= Task to complete =
Wherever the word "back" appears in a line of the data, that line should be copied.

= Data for this task =

BEGIN

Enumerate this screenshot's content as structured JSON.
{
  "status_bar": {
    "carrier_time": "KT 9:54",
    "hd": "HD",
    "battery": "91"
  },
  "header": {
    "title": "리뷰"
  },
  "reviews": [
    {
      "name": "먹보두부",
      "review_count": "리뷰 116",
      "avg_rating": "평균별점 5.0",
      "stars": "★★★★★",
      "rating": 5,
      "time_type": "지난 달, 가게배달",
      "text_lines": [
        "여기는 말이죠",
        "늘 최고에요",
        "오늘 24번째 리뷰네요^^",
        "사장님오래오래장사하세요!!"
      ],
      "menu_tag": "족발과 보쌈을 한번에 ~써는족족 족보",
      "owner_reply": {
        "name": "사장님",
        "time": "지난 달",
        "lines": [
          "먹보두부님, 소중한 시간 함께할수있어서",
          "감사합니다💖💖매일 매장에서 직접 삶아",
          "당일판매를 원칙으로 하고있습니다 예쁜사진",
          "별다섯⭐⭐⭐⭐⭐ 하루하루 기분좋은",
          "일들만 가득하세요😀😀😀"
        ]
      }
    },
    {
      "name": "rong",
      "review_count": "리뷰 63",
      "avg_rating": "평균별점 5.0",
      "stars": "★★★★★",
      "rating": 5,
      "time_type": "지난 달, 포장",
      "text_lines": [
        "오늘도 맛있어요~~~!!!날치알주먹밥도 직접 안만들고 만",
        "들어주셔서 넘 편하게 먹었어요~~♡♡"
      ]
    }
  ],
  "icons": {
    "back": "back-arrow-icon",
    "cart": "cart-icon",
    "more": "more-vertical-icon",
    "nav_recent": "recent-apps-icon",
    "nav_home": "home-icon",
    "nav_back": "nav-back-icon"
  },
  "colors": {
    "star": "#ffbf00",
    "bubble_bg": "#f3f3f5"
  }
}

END

= Finished exercise =
    "back": "back-arrow-icon",
    "nav_back": "nav-back-icon"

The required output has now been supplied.